Terror as a political factor

Terror as a political factor

In all surveys, terror is the number-one issue. Of course, terror is Turkey’s number-one problem. And indeed, it affects politics too as the first factor. Leaving aside factors such as unemployment, economy and foreign policy, when the government that conducts major operations against terror, it increases its votes. This increase occurs through votes taken from the Nationalist Movement Party (MHP) and the Peoples’ Democratic Party (HDP).

The conservative Kurdish votes that have been cast for the HDP so that the Kurdish issue would be solved without arms are returning to the AK Party. On June 7, the HDP’s votes were 13 percent… Terror and anti-terror operations started; on Nov. 1, HDP’s votes went down to 10.8 percent; the party barely crossed the threshold. 

According to Gezici’s latest survey, its votes are 7.3 percent. Even if you add or subtract a couple of points for the margin of error, it does not make a difference. 

Those in the HDP who are not “soldiers of the KCK” should read this picture very carefully. Conservatives in the HDP and social democrats such as Celal Doğan should start an action within the party against the KCK tutelage; the HDP should renew itself and become a resolution party without resorting to terror. 

Prime Minister Ahmet Davutoğlu’s performance in the Council of Europe Parliamentary Assembly was very good; as a citizen I congratulate him. 

Those HDP members who are not militants of the KCK should see this reality: Paradoxically, terror organizations such as al-Qaeda and ISIL are introducing the West to the evil of terror. The refugee issue has shown that if the ethnic problems in the Middle East are not solved with democratic methods, then it brings several troubles to Europe.

In this era, terror, besides being a barbarity, is absolutely wrong politically. The Mao, Ho and Pol Pots who were inspirations for the PKK are as past and backward as the medieval times. 

When we think about the MHP, there has always been a significant back-and-forth between the AKP and the MHP.

On June 7, the MHP received 16.3 percent of the votes, causing the AKP to lose single-party rule. The main reasons for this were that in the large nationalist-conservative grassroots, the AKP votes eroded due to concerns that the government made concessions to the terror organization in addition to corruption. 

MHP leader Devlet Bahçeli focused his election campaign on “terror and corruption.” Immediately after June 7, the PKK triggered terror and the government started extensive operations on July 25.  

And in the Nov. 1 elections, MHP lost 2 million votes, dropping to 11.9 percent. 

These words of the president are based on this sociopolitical reality: “In the case that two parties come together, a homegrown and national constitution could be written. I believe that between the ruling party and the MHP, there is more than a least common denominator; there are maximum shared values.” (March 21, 2016)

A two-party constitution may create the sentiment of “exclusion” in at least one third of Turkey; I am sure Professor Ahmet Davutoğlu would also agree on that.

Constitutions should definitely be much more inclusive. 
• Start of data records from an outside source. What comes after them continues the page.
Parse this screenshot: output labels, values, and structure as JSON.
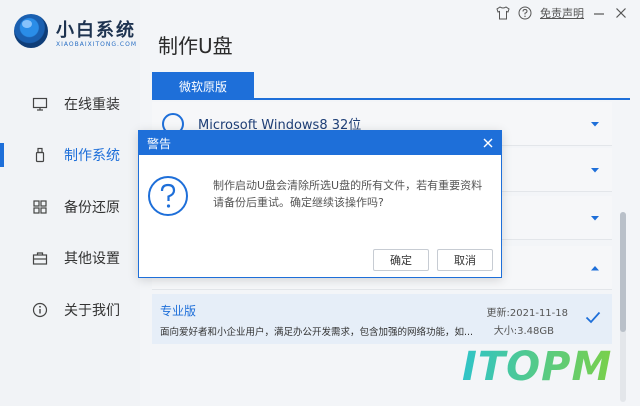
{
  "app": {
    "logo_title": "小白系统",
    "logo_subtitle": "XIAOBAIXITONG.COM",
    "page_title": "制作U盘"
  },
  "topbar": {
    "free_link": "免责声明",
    "icons": [
      "shirt-icon",
      "help-circle-icon",
      "minimize-icon",
      "close-icon"
    ]
  },
  "sidebar": {
    "items": [
      {
        "label": "在线重装",
        "icon": "monitor-icon",
        "active": false
      },
      {
        "label": "制作系统",
        "icon": "usb-drive-icon",
        "active": true
      },
      {
        "label": "备份还原",
        "icon": "grid-icon",
        "active": false
      },
      {
        "label": "其他设置",
        "icon": "briefcase-icon",
        "active": false
      },
      {
        "label": "关于我们",
        "icon": "info-icon",
        "active": false
      }
    ]
  },
  "main": {
    "tab_label": "微软原版",
    "os_list": [
      {
        "name": "Microsoft Windows8 32位"
      }
    ],
    "selected": {
      "name": "专业版",
      "description": "面向爱好者和小企业用户，满足办公开发需求，包含加强的网络功能，如...",
      "updated": "更新:2021-11-18",
      "size": "大小:3.48GB"
    }
  },
  "dialog": {
    "title": "警告",
    "message": "制作启动U盘会清除所选U盘的所有文件，若有重要资料请备份后重试。确定继续该操作吗?",
    "ok_label": "确定",
    "cancel_label": "取消"
  },
  "watermark": "ITOPM",
  "colors": {
    "accent": "#1e6fd9",
    "sidebar_bg": "#f1f3f6",
    "selected_bg": "#e6eef8"
  }
}
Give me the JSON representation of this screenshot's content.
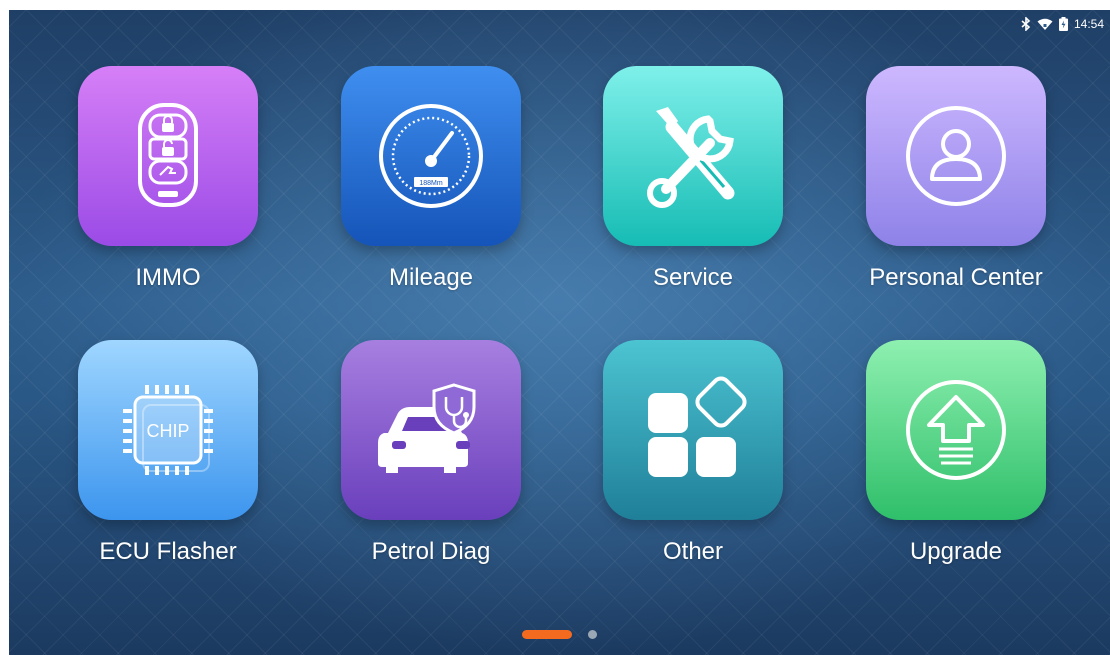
{
  "status": {
    "bluetooth_icon": "bluetooth-icon",
    "wifi_icon": "wifi-icon",
    "battery_icon": "battery-icon",
    "time": "14:54"
  },
  "apps": [
    {
      "label": "IMMO",
      "icon": "car-key-fob-icon",
      "gradient": [
        "#d67ff7",
        "#9b4be6"
      ]
    },
    {
      "label": "Mileage",
      "icon": "speedometer-icon",
      "gradient": [
        "#3f8ff0",
        "#1554b8"
      ]
    },
    {
      "label": "Service",
      "icon": "wrench-screwdriver-icon",
      "gradient": [
        "#7ff0ea",
        "#16bcb4"
      ]
    },
    {
      "label": "Personal Center",
      "icon": "user-profile-icon",
      "gradient": [
        "#cdb8ff",
        "#8e82e8"
      ]
    },
    {
      "label": "ECU Flasher",
      "icon": "chip-icon",
      "gradient": [
        "#9fd6ff",
        "#3c95ee"
      ]
    },
    {
      "label": "Petrol Diag",
      "icon": "car-diagnosis-icon",
      "gradient": [
        "#a77fe0",
        "#6a3fbc"
      ]
    },
    {
      "label": "Other",
      "icon": "app-grid-icon",
      "gradient": [
        "#4cc4d1",
        "#1f7f99"
      ]
    },
    {
      "label": "Upgrade",
      "icon": "upgrade-arrow-icon",
      "gradient": [
        "#8ef0b0",
        "#2fbf6a"
      ]
    }
  ],
  "speedometer_text": "188Mm",
  "chip_text": "CHIP",
  "pager": {
    "pages": 2,
    "current": 1
  }
}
In the Gezici survey, the MHP’s votes have gone down to 8.9 percent. There could be a few points of error margin in every survey, but it is obvious that the MHP is at a critical point. 

The votes of CHP are in a frozen situation; always at 25 percent. Nothing new came out of the last renewal congress either.

Now, the MHP is at a critical juncture. Instead of unpleasant accusations, this party should find a way to address the people with policies that meet the standards of great nationalist intellectuals in the past.  

One of the essential pillars of democracy, checks and balances, is not only necessary for powers but also for the political spectrum.